> **WHAT YOU NEED TO DO**: Search the records for "image" and copy each line that holds it.

> **DATASET RECORDS**:
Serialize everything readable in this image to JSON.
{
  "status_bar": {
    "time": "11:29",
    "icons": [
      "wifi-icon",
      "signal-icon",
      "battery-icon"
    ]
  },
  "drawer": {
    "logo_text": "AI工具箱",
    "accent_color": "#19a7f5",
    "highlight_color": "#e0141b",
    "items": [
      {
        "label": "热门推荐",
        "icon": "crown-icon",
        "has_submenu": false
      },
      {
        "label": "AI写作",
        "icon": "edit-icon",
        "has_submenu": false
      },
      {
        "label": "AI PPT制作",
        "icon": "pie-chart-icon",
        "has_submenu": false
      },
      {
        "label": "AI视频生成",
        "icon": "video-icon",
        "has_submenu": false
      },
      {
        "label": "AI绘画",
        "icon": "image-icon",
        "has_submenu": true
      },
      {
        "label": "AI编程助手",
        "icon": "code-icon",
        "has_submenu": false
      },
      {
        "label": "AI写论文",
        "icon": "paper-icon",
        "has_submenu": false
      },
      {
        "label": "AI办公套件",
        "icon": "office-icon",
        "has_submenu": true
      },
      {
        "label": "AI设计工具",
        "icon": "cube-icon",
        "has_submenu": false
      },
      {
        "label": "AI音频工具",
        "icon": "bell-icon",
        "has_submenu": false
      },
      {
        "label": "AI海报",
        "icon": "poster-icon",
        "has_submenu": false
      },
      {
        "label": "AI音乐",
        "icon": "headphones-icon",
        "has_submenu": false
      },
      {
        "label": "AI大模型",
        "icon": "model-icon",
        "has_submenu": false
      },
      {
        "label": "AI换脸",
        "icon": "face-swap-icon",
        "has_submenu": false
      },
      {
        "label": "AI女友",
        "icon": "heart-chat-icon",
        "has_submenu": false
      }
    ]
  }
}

> **OUTPUT OF THE TASK**:
Serialize everything readable in this image to JSON.
        "icon": "image-icon",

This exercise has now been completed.